-- Aim of the exercise --
Whenever the string "date" appears in a line below, please copy the line out.

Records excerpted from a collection

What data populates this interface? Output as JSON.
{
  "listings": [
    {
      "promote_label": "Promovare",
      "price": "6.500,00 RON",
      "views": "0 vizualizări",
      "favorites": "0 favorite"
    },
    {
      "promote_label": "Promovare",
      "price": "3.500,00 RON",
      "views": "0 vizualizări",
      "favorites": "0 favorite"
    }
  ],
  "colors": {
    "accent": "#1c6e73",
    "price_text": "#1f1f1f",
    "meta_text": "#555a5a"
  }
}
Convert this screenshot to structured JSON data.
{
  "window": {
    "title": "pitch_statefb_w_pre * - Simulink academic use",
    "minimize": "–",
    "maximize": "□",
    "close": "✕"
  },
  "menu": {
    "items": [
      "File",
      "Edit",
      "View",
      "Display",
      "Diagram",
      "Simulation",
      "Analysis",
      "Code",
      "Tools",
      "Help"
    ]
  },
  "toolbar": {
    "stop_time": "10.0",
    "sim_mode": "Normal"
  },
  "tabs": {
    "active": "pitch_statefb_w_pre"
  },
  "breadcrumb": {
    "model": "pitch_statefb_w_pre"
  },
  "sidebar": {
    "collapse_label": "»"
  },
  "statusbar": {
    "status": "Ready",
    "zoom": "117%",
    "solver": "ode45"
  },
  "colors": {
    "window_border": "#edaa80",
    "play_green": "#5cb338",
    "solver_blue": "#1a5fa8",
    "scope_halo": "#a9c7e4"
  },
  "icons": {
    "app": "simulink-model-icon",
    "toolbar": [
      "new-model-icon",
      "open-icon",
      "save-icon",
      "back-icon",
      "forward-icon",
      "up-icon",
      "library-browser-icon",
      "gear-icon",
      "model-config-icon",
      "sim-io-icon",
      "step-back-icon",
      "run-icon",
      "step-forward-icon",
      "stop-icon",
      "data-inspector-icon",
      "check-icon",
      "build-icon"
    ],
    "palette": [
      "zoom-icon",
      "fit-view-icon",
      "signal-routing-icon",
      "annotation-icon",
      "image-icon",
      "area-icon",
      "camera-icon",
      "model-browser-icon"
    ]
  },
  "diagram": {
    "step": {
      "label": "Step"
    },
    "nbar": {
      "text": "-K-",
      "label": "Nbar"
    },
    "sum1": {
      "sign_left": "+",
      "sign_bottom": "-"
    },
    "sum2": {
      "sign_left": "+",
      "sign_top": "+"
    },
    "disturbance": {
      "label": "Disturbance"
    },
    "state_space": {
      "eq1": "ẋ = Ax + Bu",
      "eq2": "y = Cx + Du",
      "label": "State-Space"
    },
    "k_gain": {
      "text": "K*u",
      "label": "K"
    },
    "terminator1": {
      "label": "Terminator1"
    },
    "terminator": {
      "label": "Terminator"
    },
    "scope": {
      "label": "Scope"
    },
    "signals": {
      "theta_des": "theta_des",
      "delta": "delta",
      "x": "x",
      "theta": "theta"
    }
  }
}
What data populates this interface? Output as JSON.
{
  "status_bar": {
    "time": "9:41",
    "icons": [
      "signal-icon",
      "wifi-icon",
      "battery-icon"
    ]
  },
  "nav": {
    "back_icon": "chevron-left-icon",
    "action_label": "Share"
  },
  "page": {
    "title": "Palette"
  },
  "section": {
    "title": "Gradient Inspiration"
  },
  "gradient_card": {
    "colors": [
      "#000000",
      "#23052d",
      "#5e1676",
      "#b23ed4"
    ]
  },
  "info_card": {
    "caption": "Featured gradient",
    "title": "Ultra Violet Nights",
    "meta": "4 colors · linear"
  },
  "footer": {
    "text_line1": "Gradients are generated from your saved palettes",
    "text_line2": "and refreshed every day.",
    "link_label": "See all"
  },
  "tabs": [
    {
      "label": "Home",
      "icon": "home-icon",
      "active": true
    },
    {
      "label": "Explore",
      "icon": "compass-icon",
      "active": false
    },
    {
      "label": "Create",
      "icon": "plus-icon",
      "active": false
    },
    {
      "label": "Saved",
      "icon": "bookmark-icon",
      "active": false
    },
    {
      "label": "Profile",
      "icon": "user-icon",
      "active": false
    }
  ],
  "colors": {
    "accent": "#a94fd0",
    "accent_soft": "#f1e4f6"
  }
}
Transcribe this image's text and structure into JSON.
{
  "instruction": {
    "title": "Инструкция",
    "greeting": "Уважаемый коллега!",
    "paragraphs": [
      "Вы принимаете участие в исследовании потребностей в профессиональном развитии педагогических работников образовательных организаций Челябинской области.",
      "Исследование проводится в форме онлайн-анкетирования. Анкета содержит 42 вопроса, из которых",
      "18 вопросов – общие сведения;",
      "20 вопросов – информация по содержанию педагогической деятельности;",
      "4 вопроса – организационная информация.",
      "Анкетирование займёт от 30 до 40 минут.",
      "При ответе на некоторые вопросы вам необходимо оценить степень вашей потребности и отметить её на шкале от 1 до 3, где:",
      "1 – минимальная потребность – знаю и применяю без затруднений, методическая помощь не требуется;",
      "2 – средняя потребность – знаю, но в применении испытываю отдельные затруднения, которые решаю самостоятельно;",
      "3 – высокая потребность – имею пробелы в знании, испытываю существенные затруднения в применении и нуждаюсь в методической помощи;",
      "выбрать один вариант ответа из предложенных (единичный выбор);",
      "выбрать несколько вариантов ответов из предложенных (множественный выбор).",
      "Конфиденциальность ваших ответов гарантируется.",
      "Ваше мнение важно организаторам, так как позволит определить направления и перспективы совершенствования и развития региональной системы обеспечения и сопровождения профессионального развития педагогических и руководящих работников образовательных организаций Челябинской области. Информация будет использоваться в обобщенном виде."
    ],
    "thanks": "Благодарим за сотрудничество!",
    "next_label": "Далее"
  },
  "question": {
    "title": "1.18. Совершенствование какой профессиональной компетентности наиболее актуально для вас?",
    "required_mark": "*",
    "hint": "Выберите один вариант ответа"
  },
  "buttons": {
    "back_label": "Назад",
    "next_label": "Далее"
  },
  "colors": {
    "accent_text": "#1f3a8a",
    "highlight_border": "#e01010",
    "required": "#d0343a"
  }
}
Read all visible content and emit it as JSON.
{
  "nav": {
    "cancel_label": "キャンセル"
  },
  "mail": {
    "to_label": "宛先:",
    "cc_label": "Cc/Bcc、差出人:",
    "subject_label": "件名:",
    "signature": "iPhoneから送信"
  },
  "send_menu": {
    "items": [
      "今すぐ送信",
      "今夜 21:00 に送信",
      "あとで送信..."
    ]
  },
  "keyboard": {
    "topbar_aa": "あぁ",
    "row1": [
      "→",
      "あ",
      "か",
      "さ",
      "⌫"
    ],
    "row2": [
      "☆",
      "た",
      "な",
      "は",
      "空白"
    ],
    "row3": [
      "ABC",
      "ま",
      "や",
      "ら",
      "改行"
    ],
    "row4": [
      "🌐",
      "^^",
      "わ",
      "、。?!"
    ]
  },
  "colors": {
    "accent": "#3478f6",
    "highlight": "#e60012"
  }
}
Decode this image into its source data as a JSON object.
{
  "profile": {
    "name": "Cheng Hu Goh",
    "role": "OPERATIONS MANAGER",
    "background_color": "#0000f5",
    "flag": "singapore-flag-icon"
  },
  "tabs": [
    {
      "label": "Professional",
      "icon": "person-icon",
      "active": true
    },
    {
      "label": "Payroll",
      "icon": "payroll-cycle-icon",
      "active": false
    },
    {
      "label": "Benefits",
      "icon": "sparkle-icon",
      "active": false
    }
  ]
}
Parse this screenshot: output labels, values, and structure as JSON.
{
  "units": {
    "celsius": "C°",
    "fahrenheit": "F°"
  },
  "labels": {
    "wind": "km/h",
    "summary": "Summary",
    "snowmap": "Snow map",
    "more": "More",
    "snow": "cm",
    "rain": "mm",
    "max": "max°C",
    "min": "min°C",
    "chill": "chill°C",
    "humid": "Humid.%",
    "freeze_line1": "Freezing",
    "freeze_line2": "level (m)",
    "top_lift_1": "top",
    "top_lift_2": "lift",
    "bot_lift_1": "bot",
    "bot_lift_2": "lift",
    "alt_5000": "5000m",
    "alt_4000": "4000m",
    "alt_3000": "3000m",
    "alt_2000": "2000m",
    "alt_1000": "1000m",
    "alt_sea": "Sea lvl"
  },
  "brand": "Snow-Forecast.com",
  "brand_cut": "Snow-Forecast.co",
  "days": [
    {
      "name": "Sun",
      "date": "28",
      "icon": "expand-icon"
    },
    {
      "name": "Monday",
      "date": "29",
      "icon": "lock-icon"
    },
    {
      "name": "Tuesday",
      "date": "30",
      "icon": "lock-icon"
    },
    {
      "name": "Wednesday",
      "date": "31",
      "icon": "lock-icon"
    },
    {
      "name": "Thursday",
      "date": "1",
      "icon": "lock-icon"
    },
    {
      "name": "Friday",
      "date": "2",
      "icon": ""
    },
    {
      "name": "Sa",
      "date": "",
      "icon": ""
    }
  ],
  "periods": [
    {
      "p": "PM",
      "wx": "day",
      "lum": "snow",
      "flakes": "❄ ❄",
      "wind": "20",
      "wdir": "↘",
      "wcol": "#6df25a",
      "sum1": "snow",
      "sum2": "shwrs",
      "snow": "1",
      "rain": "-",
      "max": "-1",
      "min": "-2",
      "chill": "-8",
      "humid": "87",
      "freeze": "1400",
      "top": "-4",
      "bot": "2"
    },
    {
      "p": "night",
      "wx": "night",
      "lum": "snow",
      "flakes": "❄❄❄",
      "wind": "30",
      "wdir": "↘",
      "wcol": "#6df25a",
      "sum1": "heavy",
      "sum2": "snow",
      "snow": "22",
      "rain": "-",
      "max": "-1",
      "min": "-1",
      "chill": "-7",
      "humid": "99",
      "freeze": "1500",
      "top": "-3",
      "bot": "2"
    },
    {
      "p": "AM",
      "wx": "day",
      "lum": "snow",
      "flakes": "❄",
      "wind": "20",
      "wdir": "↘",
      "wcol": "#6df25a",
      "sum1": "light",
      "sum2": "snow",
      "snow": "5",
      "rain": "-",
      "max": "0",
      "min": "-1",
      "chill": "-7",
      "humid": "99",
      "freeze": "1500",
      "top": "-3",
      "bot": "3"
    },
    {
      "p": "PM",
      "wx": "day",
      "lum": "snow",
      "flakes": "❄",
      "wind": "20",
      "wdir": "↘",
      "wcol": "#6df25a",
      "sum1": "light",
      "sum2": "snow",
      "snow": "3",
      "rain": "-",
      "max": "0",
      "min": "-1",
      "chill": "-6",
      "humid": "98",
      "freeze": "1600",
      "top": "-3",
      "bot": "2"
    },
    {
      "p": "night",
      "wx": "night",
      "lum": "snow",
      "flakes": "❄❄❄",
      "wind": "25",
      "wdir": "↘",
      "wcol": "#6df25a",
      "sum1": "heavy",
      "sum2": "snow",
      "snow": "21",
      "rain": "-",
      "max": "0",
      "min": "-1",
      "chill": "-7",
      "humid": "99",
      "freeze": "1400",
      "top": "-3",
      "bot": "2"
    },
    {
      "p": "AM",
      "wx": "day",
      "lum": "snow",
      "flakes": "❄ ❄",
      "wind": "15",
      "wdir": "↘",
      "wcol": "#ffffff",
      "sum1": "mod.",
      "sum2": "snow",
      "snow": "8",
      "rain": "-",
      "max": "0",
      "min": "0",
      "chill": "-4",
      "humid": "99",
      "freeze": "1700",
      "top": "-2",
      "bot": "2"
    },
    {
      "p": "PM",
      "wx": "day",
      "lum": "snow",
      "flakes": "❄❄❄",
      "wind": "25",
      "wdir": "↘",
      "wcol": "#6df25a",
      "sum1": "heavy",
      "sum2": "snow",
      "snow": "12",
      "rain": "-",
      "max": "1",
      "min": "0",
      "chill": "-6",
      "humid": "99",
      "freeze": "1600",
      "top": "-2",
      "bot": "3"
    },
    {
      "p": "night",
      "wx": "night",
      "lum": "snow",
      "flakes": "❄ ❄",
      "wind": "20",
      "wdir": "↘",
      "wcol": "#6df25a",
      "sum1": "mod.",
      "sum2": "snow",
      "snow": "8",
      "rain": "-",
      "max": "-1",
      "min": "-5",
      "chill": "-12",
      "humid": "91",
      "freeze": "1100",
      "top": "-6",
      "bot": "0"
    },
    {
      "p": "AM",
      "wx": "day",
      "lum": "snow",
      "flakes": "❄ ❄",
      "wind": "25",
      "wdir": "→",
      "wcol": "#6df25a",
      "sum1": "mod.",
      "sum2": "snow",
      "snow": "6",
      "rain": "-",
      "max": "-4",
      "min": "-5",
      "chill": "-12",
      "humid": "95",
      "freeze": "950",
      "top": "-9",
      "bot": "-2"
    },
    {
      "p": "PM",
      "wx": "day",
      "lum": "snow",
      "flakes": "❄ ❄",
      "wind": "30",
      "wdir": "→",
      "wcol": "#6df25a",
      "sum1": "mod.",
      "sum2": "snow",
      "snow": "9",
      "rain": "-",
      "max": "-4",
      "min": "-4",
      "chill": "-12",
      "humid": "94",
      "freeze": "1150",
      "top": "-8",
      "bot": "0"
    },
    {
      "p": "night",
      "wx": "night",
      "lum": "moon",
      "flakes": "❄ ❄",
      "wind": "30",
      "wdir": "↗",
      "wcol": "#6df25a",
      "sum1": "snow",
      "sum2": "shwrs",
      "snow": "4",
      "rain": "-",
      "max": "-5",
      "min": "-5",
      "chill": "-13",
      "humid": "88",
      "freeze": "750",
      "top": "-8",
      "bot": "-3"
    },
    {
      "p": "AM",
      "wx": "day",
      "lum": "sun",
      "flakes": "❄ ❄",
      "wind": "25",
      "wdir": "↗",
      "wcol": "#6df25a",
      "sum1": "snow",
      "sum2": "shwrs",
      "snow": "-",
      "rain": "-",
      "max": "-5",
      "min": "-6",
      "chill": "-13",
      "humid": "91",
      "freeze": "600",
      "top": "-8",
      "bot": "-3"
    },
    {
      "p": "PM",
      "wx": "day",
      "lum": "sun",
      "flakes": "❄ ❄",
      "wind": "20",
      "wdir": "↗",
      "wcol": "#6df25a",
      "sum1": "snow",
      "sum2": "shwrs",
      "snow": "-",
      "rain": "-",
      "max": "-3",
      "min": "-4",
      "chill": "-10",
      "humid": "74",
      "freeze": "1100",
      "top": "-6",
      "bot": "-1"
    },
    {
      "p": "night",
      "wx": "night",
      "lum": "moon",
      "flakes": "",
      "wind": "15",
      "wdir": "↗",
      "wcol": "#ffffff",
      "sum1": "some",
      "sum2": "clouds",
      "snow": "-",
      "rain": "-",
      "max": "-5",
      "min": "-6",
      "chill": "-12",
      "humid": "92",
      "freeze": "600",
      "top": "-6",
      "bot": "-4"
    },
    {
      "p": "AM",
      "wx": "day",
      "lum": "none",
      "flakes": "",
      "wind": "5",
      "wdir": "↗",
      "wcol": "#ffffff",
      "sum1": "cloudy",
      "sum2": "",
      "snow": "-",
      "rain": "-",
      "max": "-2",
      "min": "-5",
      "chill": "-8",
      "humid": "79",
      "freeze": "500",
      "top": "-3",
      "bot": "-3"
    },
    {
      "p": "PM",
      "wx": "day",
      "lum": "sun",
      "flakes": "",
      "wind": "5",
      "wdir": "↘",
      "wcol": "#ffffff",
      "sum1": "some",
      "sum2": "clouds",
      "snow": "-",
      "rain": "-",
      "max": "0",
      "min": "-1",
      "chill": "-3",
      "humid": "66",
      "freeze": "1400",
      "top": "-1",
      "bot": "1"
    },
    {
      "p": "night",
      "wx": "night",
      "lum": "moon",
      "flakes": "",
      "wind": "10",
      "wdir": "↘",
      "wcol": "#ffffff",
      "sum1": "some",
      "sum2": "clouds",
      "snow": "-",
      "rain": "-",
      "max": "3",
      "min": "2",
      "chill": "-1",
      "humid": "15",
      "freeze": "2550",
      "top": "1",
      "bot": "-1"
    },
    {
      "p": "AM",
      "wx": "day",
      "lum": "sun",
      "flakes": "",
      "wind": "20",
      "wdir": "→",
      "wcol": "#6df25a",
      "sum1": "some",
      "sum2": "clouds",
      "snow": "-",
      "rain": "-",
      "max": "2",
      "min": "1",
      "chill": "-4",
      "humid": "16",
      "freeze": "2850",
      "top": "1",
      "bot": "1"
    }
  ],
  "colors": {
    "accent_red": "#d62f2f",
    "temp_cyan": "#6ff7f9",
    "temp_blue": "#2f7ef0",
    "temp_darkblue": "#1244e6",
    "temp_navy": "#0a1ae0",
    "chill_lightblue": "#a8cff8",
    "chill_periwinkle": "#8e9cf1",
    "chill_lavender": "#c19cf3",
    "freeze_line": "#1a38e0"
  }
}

-- Answer to this task --
      "date": "28",
      "date": "29",
      "date": "30",
      "date": "31",
      "date": "1",
      "date": "2",
      "date": "",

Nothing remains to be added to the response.